Ben Smith has the text, and here's the "God Damn Rev. Wright!" section:

I have already condemned, in unequivocal terms, the statements of Reverend Wright that have caused such controversy. For some, nagging questions remain. Did I know him to be an occasionally fierce critic of American domestic and foreign policy? Of course. Did I ever hear him make remarks that could be considered controversial while I sat in church? Yes. Did I strongly disagree with many of his political views? Absolutely – just as I'm sure many of you have heard remarks from your pastors, priests, or rabbis with which you strongly disagreed.

But the remarks that have caused this recent firestorm weren't simply controversial. They weren't simply a religious leader's effort to speak out against perceived injustice. Instead, they expressed a profoundly distorted view of this country – a view that sees white racism as endemic, and that elevates what is wrong with America above all that we know is right with America; a view that sees the conflicts in the Middle East as rooted primarily in the actions of stalwart allies like Israel, instead of emanating from the perverse and hateful ideologies of radical Islam.

As such, Reverend Wright's comments were not only wrong but divisive, divisive at a time when we need unity; racially charged at a time when we need to come together to solve a set of monumental problems – two wars, a terrorist threat, a falling economy, a chronic health care crisis and potentially devastating climate change; problems that are neither black or white or Latino or Asian, but rather problems that confront us all.

I wonder how much people will focus on the "while I sat in church" business – Obama has said he wasn't there for the stuff ABC has on video (most of which was taken after he was a DC-bound senator, I think), so the spelunking into sermon tapes will probably continue. At least it's more contrite than Mitt Romney's pandering "here, let me pivot and beat up atheists" speech.

UPDATE: Byron York is the de facto skeptic on the speech: "Obama concedes he has heard "controversial" remarks from Rev. Jeremiah Wright during services Obama attended, although Obama does not say what those remarks might have been." Agreed: If the press corps wants to know more about those remarks, they'll keep peppering him with questions about specific sermons. My limited experience with the Obama press corps suggests that they won't. They want to be tougher on him, and the "Obama, hope of his countrymen" story has run its course, but they are not interested in breaking down the doors of his church. Just as they eventually stopped asking Bill Clinton about Gennifer Flowers, they will pull back and start asking Obama about something else.

UPDATE: From Jonathan Martin:

Just as when Mitt Romney addressed another sensitive matter, religion, last December, I can pretty much anticipate the insta-reviews: great success.

Why?  

Because those assessments will come largely from elites, a niche that is uncomfortable with race and religion playing too prominent a role in campaigns and that looks kindly upon those candidates who seek to move us beyond the embarrasing bigotry of the past.

What actual voters think is a different story, of course.   

Just ask Romney.
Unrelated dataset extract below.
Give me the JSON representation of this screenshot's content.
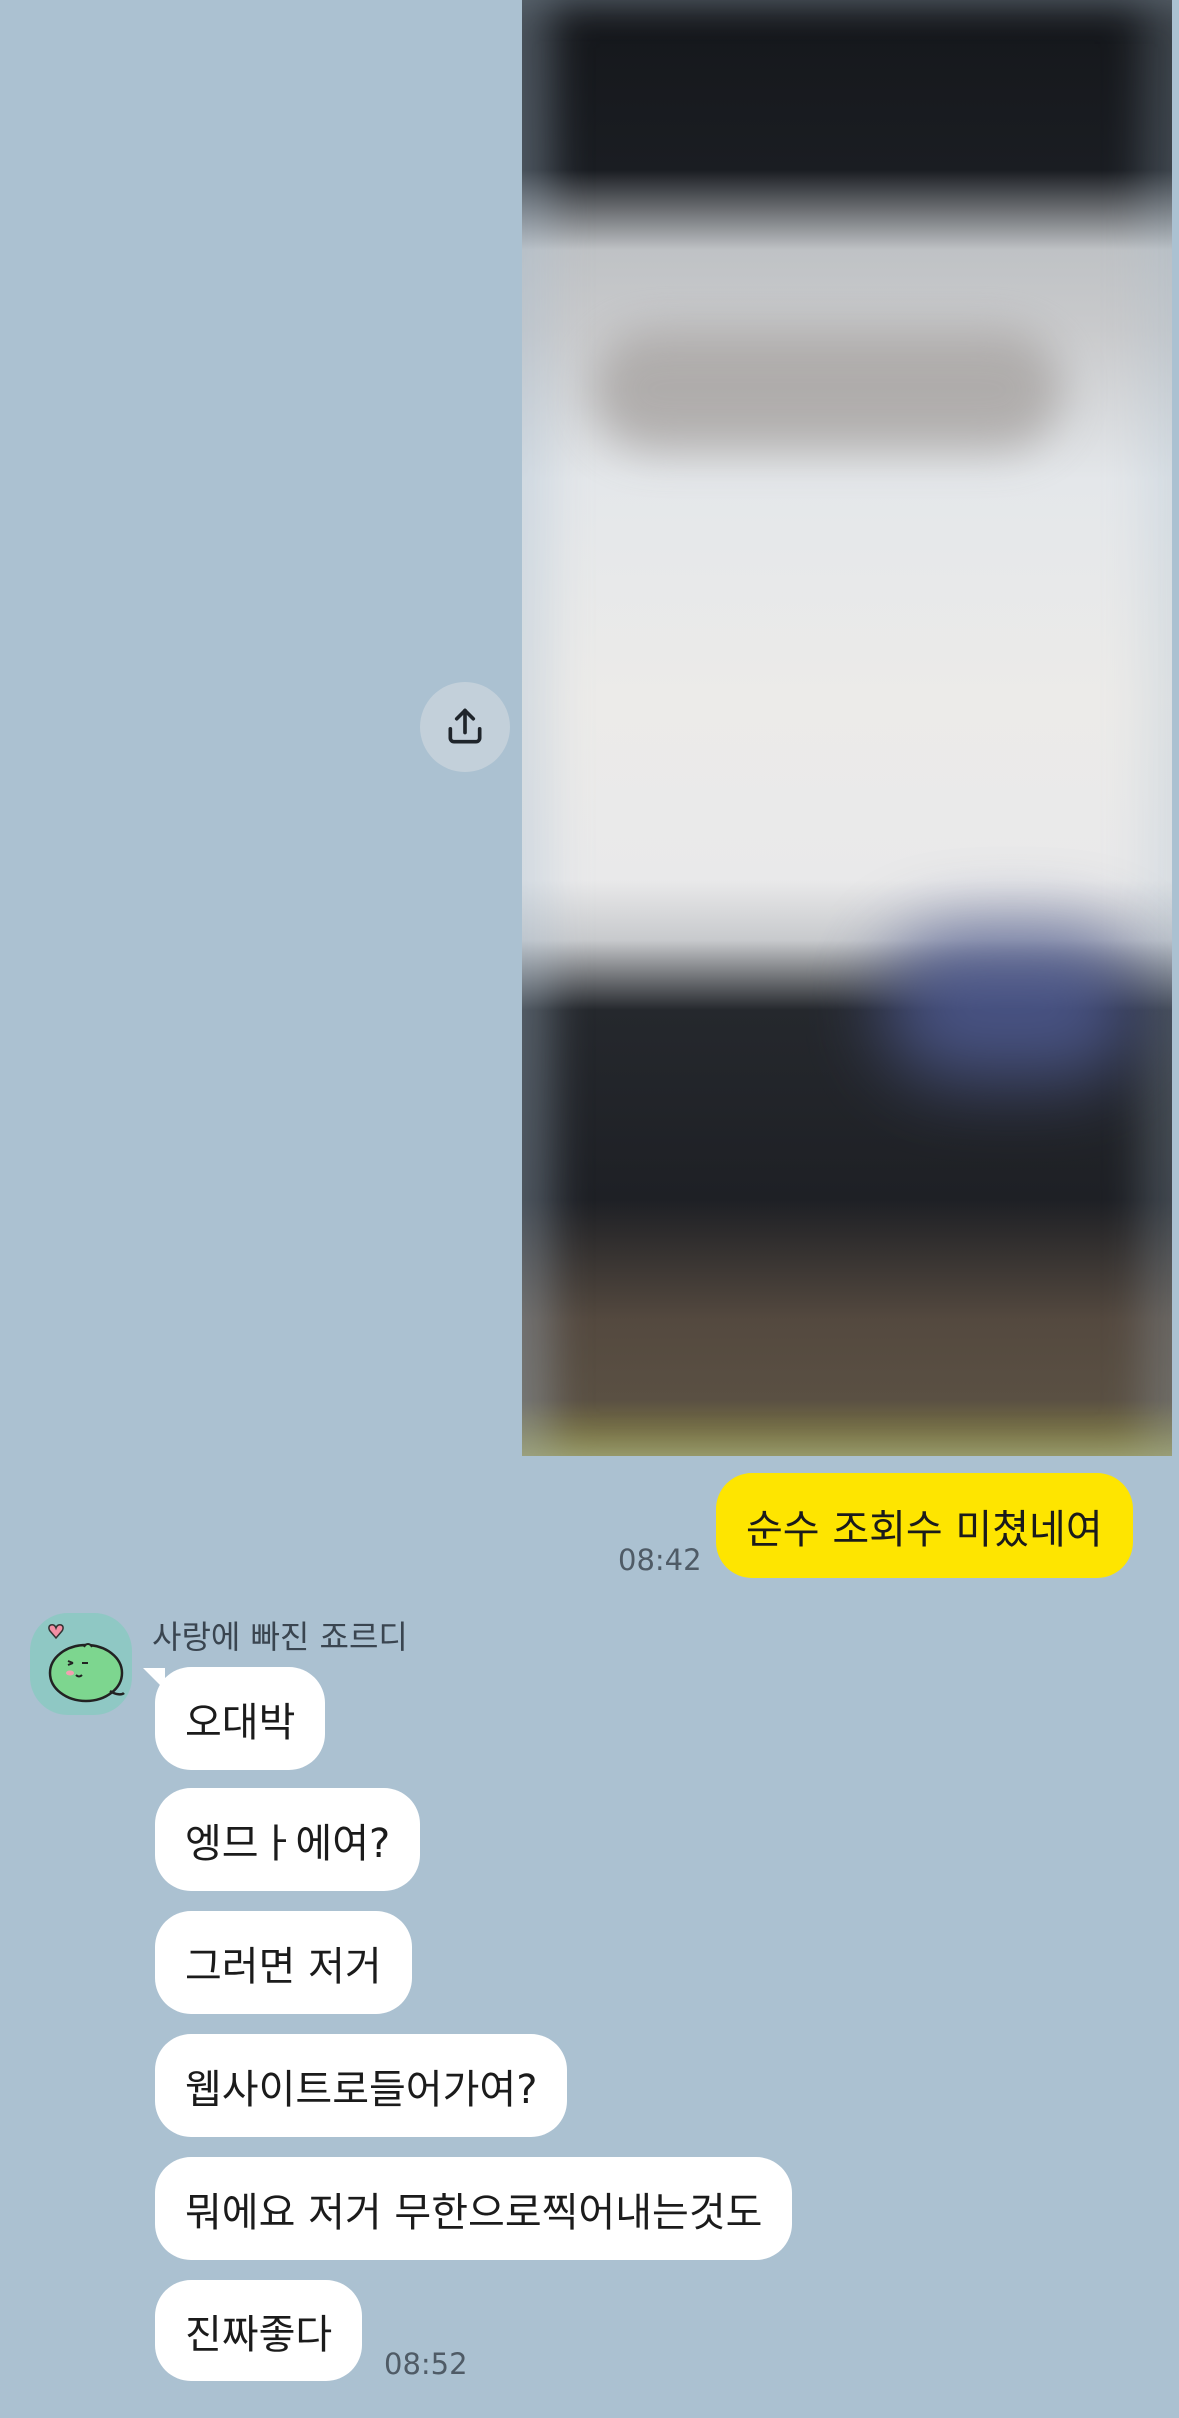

His speech, a month before the Iowa caucuses, won rave reviews from both mainstream commentators and other Christian Right elites.

Well, the elites understand white Democrats a hell of a lot better than they understand Christian conservatives. So I don't believe reaction to this will be as tone-deaf. But the political media wants Obama to succeed more than it wanted Romney to be the GOP nominee, so some of the difference will be muted. Also, I need to go back and look at the polls, but I'm not sure that a majority of GOP voters were aware that Romney was a Mormon: Certainly the number who did surged after the speech. Obama has been winning primaries when every voter knows he's black and a certain minority (around 10 perent) think he's a Muslim. But they saw him as a "good" black candidate, one with nothing in common with the Al Sharptons and Louis Farrakhans they reel from, and this controversy was changing that.